A court has discretion to establish different types of custody, including joint or sole residential or legal custody. Public policy generally favors joint legal custody.

However, joint legal custody requires an ability of parties to agree, communicate and cooperate in matters involving the health, safety and welfare of the child.

Before granting sole custody to one parent, a court has discretion to provide an opportunity for the other parent to demonstrate the ability to act in a manner consistent with the child’s special needs.

Negotiating Parenting Time

Regarding parenting time with a child with autism following separation or divorce, it is generally recognized that absent compelling circumstances, each party will be entitled to reasonable parenting time in his/her home. In determining the parenting specifics of a custodial arrangement, a primary and controlling consideration is the welfare of the child.

While it is understood that the accommodation of a reasonable parenting schedule between homes may require consideration of some flexibility or adjustment to a child’s therapeutic schedule, a parenting schedule should not unduly or unreasonably interfere with the child’s therapy schedule.

Further, when possible, the parents should attempt to implement similar approaches to therapy and reinforcement in their homes, so as not to go against the child’s need for consistency by presenting inconsistent or conflicting expectations. Additionally, when possible, both parents should be simultaneously receiving the same information, advice, input and feedback from any of the child’s treating professionals (therapists, teachers, etc.), so that the parents are on the same page.
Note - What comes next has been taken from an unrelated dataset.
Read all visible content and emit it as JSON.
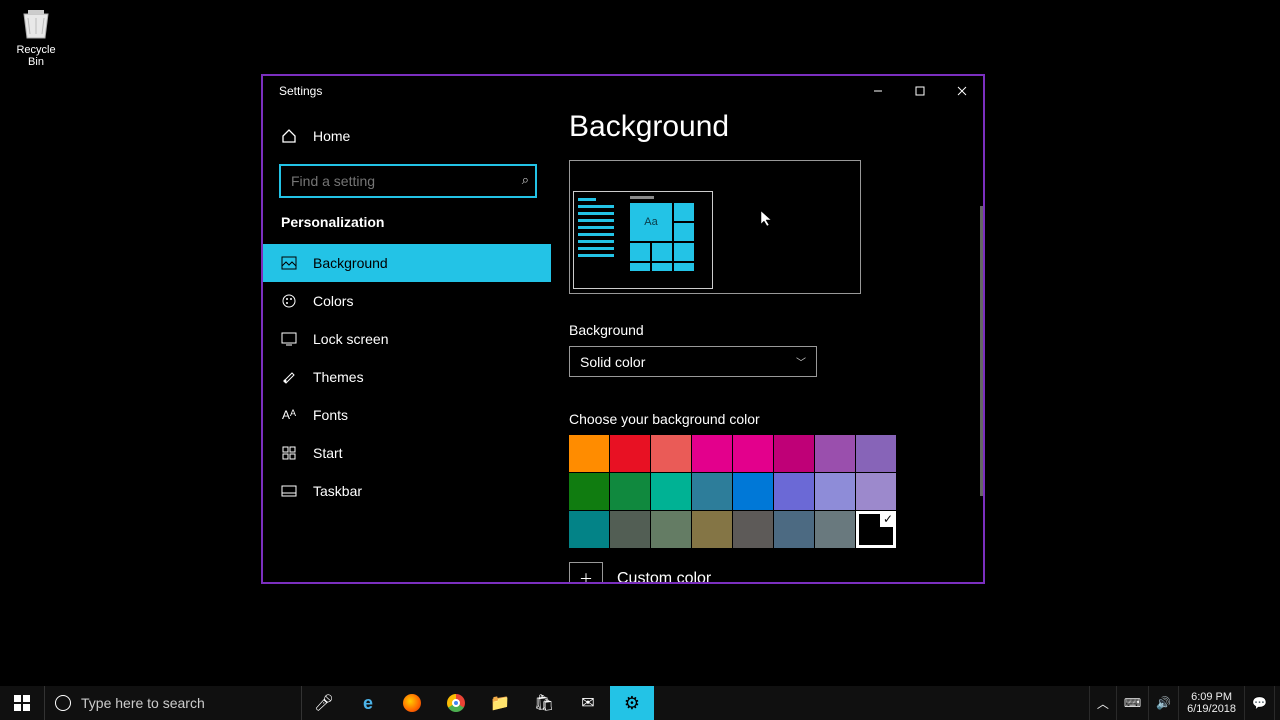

It is advisable for both parents to engage in consistent and ongoing parental training on autism.  Additionally, when permissible, parents should strive to engage in constructive communication with each other on the child’s progress.

If the evidence reflects that a parent is acting in a manner which unreasonably interferes with or undermines the child’s therapeutic and educational program, or need for parental cooperation and support of a consistent program, a court may take action to protect the child’s interests, including short- or long-term modifications of custody and parenting time schedules, and/or a requirement of further mandatory education for the interfering parent on the nature and intricacies of autism. Hopefully, with cooperation by both sides, such steps will rarely be necessary to protect a child’s best interests.


With divorce come many challenges and changes for families to navigate. It presents additional complexity when a child has autism, and ensuring consistency and continuity is essential to meeting their needs. Using the information above as a guide, parents can work together to minimize disruption and to avoid extensive and costly custody litigation.

Once the child turns 18, some parents may have to consider whether they will require legal guardianship. While different laws apply to guardianship of adults, many of the criteria suggested for making custody decisions that benefit the individual with autism can be applied to circumstances that impact the adult child’s life, such as their ongoing treatment, need for long-term services and supports, living arrangements, health care, and other factors. For additional information and resources pertaining to adults with autism, contact Autism New Jersey.

More articles from the four-part Autism and the Law series are available on the New Jersey Law Journal website.